  14. 14. EPILOGUE This psycho-philosophical monograph from The Way Of The Mangrove Seed contains bold assumptions and assertions that may offend the sensibilities of some people. This provocative result is not the intent, and apologies are hereby offered to those considering parts of this book as personally disturbing or offensive. Nevertheless, The Way represents a new, structural approach in the emerging field called the “philosophy of psychology.” Some other clarifications are necessary. The understanding of how a person reacts to an inaccurate emotional encoding or rational interpretation of a memory is not based upon an exact “science.” In spite of our use of functional MRI, pet scans and other “seeing” technologies, our explanations offer only “descriptive, not causal” information. Human feelings are not a tangible, precisely quantifiable, nor can we can always anatomically locate them throughout our human body. And yet, they have such a powerful influence in every aspect of our lives . . . whom we like and don’t like, what we will eat and drink, where we will live, and how we will communicate/ interact with our external world. The notion of “two minds” in this book may conjure up the existence of two distinctly different physical brains within the head. The use of two aspects of one mind, rather than two minds is a more appropriate interpretation, in spite of the actual existence of the biological left and right hemispheres of the human brain. Actually, the notion of “two minds” has more to do with conceptual contrasts . . . factual versus emotional, and subjective versus objective. There is a need for more recognition, or at least balance, in the way humans interpret information and consequentially react in their everyday living. We need to understand more about the process of “intuitively knowing.” 14
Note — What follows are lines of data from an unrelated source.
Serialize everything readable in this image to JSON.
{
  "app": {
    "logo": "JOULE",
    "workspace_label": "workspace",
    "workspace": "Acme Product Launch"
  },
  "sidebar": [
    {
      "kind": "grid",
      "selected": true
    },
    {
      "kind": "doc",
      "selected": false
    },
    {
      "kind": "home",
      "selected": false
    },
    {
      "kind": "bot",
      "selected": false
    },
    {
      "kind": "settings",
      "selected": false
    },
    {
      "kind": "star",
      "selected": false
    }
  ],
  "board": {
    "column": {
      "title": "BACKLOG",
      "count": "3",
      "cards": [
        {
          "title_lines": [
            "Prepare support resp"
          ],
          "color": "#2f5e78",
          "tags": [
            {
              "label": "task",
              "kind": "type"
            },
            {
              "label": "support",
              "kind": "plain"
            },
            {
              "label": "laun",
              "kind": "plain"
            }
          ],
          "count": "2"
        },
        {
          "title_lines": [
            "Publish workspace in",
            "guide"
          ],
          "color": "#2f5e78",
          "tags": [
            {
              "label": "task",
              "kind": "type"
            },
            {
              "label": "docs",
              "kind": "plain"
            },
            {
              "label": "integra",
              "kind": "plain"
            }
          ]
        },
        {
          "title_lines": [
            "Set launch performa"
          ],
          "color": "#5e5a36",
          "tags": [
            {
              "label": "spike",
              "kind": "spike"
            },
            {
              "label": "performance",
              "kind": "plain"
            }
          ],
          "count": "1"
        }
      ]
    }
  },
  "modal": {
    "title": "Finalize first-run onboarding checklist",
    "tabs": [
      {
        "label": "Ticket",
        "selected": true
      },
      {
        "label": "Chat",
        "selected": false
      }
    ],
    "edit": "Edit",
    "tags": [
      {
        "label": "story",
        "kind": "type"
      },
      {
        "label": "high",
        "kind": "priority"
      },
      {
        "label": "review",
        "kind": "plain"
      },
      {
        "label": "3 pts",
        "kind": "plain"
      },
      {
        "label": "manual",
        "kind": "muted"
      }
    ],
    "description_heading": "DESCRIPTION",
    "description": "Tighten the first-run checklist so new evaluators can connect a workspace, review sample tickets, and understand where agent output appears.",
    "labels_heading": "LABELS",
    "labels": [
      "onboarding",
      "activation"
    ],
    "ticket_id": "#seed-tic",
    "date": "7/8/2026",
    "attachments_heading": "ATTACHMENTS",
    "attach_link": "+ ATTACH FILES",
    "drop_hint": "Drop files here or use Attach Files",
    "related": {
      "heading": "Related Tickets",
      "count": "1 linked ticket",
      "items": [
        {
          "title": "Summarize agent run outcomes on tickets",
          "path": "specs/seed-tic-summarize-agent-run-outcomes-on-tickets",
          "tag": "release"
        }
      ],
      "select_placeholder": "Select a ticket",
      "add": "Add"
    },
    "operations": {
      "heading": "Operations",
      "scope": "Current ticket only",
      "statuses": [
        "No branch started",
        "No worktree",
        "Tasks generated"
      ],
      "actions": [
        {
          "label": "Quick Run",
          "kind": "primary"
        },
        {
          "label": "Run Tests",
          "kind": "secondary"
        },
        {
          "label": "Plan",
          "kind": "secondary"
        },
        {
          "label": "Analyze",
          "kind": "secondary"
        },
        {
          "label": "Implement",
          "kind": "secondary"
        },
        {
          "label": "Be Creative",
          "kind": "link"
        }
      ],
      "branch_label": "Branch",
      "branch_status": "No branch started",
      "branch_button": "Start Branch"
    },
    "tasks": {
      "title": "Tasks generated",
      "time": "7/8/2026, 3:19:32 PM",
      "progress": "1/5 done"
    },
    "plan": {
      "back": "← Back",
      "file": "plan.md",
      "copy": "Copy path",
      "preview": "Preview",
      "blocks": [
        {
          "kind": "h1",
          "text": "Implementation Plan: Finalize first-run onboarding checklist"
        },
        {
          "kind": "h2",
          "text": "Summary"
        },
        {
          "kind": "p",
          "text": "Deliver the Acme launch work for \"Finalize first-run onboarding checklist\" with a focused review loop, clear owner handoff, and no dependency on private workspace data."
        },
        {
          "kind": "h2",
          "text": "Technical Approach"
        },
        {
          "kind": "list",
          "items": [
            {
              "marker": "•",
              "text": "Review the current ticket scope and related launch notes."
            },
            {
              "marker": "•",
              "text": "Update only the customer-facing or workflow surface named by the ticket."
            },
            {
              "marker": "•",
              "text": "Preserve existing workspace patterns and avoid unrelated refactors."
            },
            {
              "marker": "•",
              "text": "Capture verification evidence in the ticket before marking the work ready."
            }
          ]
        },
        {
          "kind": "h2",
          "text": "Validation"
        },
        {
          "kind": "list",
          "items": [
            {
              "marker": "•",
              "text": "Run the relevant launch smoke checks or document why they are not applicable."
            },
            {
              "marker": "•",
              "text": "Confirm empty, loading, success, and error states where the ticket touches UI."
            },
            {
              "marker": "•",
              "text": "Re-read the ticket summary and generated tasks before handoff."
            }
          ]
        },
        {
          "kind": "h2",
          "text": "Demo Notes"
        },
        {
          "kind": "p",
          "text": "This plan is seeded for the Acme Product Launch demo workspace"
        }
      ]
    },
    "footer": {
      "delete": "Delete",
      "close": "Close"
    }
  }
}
  15. 15. Finally, the concept of authentic S(s)elf expression requires a fuller explanation. The Way Of The Mangrove Seed supports and promotes the personal freedom that comes from integration of thoughts and feeling; however, S(s)elf expression has qualifications. The behaviors of each person are always subject to the consensual realities of which they are a part. Responsibility for thoughts and actions are always subject, by mutual consent, to the guidelines of the social group. However, the most critical ethical imperative for all authentic S(s)elf expression and harmonious living is that we, individually and collectively, “do no harm.” ∞∞∞ 15